KARACHI: Apparently opposing the setting up of more offshore terminals of Liquefied Natural Gas (RLNG) to enhance growing gas demand in the country through Floating Storage and Regasification Units (FSRU), Engro Corporation is seeking expansion of existing terminals followed by development of onshore terminal to resolve the gas crisis.
Briefing journalists on Friday, Chief Executive Officer of Engro Elengy Terminal (EETL) Yusuf Siddiqui confirmed that the company was planning an onshore terminal for which space has been allocated at its existing venue, close to its FSRU — commonly known as Terminal-1— that would also help create land-based storage for LNG, direly needed to support gas supplies and address fragilities.
To curtail the gas crisis, Pakistan must prioritise the expansion of existing terminals under the approved Third-Party Access (TPA) rules on an immediate basis, while eventually transitioning towards onshore terminals for greater energy security, he said.
Need stressed to remove hurdles in way of operationalisation of terminals’ additional capacity
Highlighting the achievements of EETL, Mr Siddiqui said the company has set new industry benchmarks in over five years of its safe and essentially non-stop operations with an availability factor of around 98pc. EETL now contributes around 15 per cent gas supplies to Pakistan and can be considered the country’s largest “gas field” (630-690 mmscfd).
Head of Commercial & Business Development Syed Ammar Ali Shah agreed that the proposed onshore terminal may not remain viable or will be at least delayed in case the two merchant FSRUs taken in hand by two parties -- Tabeer and Energas -- are completed.
Responding to a question, he said his company believed an integrated LNG terminal was necessary to be up and running before 2030 when the country’s gas shortage would surge beyond three billion cubic feet per day. He said unlike the existing EETL, the future facility would be without any government involvement.
Mr Siddiqui said that as the most utilised regasification terminal in the world, Terminal-1 had enabled Pakistan to save more than $3bn through import substitution of furnace oil.
Since its inception, the EETL has achieved send-out of more than 1,200bn cubic feet (BCF) of RLNG/natural gas. Further, its partnership with world-class organisations like Royal Vopak of the Netherlands has brought global expertise and foreign investment to Pakistan for the development of the LNG sector.

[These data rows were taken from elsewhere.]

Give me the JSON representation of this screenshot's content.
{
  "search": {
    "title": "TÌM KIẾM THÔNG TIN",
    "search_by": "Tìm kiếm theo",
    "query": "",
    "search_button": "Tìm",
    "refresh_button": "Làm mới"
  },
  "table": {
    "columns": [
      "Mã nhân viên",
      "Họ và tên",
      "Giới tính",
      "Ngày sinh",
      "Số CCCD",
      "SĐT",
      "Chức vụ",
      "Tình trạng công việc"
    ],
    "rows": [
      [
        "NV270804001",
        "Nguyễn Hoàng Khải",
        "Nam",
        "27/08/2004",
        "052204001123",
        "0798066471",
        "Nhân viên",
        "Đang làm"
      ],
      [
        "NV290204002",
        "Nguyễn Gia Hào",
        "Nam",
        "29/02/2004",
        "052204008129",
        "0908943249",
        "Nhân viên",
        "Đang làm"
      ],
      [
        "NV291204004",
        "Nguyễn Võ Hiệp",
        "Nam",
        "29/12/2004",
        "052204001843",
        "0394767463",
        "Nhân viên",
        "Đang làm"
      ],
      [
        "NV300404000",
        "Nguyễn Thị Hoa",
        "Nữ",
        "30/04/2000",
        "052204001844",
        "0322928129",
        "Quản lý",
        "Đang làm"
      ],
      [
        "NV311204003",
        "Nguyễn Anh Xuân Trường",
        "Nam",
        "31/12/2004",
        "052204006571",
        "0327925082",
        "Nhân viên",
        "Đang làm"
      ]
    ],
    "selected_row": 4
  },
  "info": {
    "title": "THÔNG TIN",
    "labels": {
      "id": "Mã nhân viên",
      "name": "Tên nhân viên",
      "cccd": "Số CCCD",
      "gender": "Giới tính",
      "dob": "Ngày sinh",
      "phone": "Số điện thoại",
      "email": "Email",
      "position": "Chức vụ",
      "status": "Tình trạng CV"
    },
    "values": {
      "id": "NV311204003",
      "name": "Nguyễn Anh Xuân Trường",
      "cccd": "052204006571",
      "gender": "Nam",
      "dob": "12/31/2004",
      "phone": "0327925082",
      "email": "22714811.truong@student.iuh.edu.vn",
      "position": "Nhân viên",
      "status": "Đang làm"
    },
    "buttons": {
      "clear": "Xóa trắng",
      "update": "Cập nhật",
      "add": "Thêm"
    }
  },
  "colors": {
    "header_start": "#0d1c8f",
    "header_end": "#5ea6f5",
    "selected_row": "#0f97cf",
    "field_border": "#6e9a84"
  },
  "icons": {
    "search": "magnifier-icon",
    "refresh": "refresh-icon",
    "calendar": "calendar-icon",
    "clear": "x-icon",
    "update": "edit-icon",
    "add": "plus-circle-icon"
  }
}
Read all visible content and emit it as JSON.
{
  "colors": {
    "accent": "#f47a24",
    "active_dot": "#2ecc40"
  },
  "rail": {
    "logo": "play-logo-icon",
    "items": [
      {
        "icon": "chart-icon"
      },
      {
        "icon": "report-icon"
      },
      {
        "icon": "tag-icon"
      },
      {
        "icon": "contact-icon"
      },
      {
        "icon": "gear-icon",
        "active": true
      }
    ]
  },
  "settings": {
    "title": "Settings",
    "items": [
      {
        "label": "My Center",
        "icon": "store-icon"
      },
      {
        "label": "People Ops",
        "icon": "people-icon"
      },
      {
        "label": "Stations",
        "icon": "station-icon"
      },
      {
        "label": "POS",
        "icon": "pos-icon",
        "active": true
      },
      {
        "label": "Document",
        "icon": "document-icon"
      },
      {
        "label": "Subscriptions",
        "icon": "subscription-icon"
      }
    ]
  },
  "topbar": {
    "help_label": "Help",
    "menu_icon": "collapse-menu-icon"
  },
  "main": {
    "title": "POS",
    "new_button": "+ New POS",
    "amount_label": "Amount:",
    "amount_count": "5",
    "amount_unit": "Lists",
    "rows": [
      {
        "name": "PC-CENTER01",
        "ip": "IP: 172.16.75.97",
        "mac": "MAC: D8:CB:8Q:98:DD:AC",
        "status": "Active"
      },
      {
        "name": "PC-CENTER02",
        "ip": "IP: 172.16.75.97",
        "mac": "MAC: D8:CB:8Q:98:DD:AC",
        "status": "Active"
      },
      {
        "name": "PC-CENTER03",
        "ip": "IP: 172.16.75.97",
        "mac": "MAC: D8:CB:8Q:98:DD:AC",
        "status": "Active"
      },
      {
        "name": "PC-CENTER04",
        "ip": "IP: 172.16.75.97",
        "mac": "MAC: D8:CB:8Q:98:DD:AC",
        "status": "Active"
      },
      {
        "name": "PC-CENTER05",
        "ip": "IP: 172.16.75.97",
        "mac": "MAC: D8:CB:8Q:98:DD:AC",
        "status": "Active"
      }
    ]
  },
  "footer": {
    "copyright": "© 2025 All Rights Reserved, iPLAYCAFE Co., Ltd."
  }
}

He said that LNG imports, which now constitute around 30pc of the total gas supply mix, have been instrumental to bridge energy shortages as the production of indigenous gas continues to decline drastically.
To mitigate gas shortfall in future, the government has adopted a favourable policy of encouraging private sector involvement in the LNG sector, but there is a need to remove any roadblocks that impede operationalisation of additional capacity of existing LNG terminals under TPA rules, as allowed under the LNG Policy 2011 and LNG Supply Agreement (LSA) with the Sui Southern Gas Company (SSGC).
The TPA will allow private players to have access to the terminal capacity and bring LNG in the country, with no guarantee or liability required by the Government or state-owned entities. This step will facilitate LNG market development as a whole and mitigate circular debt in the gas sector.
While the expansion of existing terminals offers a short-term and quickest possible solution to bridge the supply-demand gap, Pakistan must eventually shift its focus from FSRU-based terminals to onshore LNG terminal. Based on global experience, Mr Yusuf stated that the deployment of first or second FSRU is followed by an onshore terminal to ensure energy security, longevity of gas market and creation of a strategic national asset for the country.
With an expected capital outlay of $500-600 million, Engro Corporation and Royal Vopak are evaluating the development of Pakistan’s first multi-functional onshore LNG terminal that will offer regasification, bunkering and LNG trucking services.
If approved, the project will be built in a phased approach on open access terminal concept. The onshore terminal would result in reduced foreign exchange outflow compared to FSRUs, create greater market competition and help optimise the LNG supply chain.
Mr Shah said the government had also asked the company to consider expanding its existing terminal by about 150mmcfd, a proposal Engro had been advocating without any success because of hesitance shown by the SSGC to overcome legal challenges.
Published in Dawn, December 18th, 2021